King County, Mercer Island, and Partners Win National Climate Leadership Award
March 11, 2016 - The City of Mercer Island is pleased to be recognized nationally for its work in reducing greenhouse gas emissions (GHG) and confronting climate change. On Wednesday, the U.S. Environmental Protection Agency (EPA) bestowed a 2016 Climate Leadership Award on the King County-Cities Climate Collaboration (or K4C), of which Mercer Island is founding member.
The K4C is a voluntary but formal partnership that was formed based on the recognition that neighboring local governments can achieve greater action on climate solutions by working together. Since its inception, K4C has grown to 14 member jurisdictions, representing 75 percent of King County’s 2 million residents.
Using this K4C structure since 2011, King County and a growing list of local cities -including Mercer Island- have been working across political boundaries to set targets, pool resources and make true progress in reducing GHG emissions.
"Increasingly, it’s up to cities and counties to step up and take action at the local level, because that’s where people are really starting to notice the effects of climate change: stronger storms, shrinking snowpacks, and more landslides," said Mercer Island Mayor Bruce Bassett. "The K4C allows us to join with partner cities and maximize the positive actions we need for a healthy future."

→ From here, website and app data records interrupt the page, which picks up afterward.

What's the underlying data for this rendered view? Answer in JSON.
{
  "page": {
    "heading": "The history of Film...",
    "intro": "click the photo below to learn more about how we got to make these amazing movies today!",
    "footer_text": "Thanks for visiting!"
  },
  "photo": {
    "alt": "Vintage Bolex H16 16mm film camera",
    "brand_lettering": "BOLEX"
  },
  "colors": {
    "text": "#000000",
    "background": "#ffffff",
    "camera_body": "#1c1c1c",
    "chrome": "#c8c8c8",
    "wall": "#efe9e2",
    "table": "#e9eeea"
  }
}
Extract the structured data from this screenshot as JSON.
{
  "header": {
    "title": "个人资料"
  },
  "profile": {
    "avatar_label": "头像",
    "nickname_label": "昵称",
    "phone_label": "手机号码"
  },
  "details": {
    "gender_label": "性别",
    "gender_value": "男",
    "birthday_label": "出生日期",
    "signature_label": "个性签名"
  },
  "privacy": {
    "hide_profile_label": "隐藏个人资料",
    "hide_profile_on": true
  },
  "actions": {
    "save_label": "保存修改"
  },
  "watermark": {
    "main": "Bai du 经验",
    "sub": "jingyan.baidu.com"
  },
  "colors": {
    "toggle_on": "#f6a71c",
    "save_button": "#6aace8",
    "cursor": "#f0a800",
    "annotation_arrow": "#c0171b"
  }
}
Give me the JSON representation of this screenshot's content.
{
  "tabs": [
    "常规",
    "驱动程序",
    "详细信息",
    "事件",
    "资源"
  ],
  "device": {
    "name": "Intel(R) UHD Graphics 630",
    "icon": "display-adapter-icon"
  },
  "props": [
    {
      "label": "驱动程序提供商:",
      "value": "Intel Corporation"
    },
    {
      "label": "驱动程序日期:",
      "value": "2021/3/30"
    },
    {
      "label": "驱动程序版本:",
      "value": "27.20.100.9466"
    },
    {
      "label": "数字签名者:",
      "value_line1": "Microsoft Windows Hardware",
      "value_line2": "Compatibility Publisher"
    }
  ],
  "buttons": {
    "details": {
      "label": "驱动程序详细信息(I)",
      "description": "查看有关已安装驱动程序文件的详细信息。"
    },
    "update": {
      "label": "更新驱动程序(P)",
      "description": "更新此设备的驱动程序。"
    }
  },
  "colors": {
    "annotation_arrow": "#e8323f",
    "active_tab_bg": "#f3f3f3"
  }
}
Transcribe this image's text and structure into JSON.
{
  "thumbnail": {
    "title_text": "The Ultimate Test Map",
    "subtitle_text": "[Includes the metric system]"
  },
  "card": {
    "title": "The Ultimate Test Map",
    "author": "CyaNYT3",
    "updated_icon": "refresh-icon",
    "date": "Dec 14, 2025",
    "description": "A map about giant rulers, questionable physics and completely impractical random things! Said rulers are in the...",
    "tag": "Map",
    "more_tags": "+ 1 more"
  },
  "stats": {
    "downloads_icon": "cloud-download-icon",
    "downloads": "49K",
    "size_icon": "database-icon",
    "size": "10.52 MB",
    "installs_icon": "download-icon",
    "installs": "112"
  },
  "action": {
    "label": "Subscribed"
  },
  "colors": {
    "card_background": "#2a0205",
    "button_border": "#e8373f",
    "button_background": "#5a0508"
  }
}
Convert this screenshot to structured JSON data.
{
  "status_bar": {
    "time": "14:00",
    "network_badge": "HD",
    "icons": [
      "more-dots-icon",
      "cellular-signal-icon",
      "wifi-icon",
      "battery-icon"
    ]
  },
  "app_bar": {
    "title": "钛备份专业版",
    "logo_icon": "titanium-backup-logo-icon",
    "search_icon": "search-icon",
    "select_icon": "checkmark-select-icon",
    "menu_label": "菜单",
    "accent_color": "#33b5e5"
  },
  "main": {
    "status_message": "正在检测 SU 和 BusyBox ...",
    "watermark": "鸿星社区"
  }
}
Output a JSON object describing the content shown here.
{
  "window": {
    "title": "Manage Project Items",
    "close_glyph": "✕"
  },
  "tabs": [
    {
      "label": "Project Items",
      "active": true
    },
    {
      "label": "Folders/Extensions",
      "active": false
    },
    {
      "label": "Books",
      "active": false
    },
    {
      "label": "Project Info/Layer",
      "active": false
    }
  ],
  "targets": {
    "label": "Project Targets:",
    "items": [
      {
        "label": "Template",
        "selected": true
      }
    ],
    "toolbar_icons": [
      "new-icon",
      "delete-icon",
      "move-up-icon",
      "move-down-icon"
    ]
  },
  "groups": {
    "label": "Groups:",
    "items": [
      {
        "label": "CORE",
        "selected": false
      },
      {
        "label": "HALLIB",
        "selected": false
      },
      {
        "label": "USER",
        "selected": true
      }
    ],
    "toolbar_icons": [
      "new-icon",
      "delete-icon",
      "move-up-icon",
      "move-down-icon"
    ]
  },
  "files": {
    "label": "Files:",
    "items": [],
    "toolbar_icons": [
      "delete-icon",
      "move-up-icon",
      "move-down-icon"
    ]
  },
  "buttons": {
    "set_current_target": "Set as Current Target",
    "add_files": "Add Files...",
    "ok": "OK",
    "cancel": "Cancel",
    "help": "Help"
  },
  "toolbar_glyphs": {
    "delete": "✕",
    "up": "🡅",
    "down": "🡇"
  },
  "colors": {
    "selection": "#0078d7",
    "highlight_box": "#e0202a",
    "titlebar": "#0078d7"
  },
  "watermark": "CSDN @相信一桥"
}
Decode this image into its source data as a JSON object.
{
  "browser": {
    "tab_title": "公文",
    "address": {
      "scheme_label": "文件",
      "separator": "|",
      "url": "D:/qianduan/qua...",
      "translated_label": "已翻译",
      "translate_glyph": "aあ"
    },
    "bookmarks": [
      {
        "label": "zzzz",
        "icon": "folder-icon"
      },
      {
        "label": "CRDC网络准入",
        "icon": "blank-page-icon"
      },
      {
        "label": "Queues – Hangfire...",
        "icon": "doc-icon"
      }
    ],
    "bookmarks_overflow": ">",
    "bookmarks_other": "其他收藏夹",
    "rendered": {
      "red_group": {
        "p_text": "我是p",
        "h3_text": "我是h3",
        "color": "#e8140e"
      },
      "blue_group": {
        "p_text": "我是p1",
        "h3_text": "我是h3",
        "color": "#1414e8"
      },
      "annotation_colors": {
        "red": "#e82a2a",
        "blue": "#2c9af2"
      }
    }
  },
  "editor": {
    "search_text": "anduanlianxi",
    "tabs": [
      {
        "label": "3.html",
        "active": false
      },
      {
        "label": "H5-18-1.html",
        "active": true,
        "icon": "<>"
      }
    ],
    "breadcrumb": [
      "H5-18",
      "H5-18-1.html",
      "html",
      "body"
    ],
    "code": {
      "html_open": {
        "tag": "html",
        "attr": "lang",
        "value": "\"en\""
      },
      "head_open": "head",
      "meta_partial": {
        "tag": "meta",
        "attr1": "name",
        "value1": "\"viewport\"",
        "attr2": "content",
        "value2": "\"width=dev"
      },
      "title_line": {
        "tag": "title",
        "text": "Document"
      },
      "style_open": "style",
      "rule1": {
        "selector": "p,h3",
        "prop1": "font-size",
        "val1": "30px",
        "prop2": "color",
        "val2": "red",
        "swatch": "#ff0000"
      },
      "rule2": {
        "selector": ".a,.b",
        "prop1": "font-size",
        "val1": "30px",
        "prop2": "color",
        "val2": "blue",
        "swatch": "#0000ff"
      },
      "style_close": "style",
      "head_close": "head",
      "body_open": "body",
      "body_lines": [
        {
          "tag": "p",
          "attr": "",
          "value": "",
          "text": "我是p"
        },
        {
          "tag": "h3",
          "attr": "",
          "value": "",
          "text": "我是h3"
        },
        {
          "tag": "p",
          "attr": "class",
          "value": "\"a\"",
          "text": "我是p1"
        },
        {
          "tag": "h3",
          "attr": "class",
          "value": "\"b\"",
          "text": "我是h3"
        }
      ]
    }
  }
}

Honored for “Innovative Partnerships,” the K4C is one of only 17 organizations, partnerships or individuals across the United States to win the prestigious recognition from EPA.
“I am proud to distinguish the King County-Cities Climate Collaboration for its outstanding actions and dedication to reduce harmful carbon pollution that leads to climate change,” said EPA Administrator Gina McCarthy. “K4C is leading the way towards a healthy environment, and demonstrates that meeting challenges of a changing climate can be done.”
K4C’s accomplishments include:
- Supporting formal adoption of shared near and long-term countywide GHG emissions reduction targets of 25 percent by 2020, 50 percent by 2030, and 80 percent by 2050 (2007 baseline).
- Developing a comprehensive shared vision and policy framework for confronting climate change that addresses energy supply, green building, land use, forests, and more.
- Mapping out specific action commitments to reduce emissions that are tailored to King County energy sources, city and county development patterns, and local government areas of influence.
- Partnering on municipal policy and code changes, joint grant funding proposals, and increased influence among other stakeholders at the state level.
- Exploring the potential to partner with local utilities and businesses to jointly invest in and develop a large-scale renewable energy project, such as wind or solar.
- Sharing technical support and learning across K4C members: K4C staff and elected officials from cities large and small now have an extensive network of people on whom they can count for expertise, lessons learned, tools and resources.
Learn more about conservation on Mercer Island here.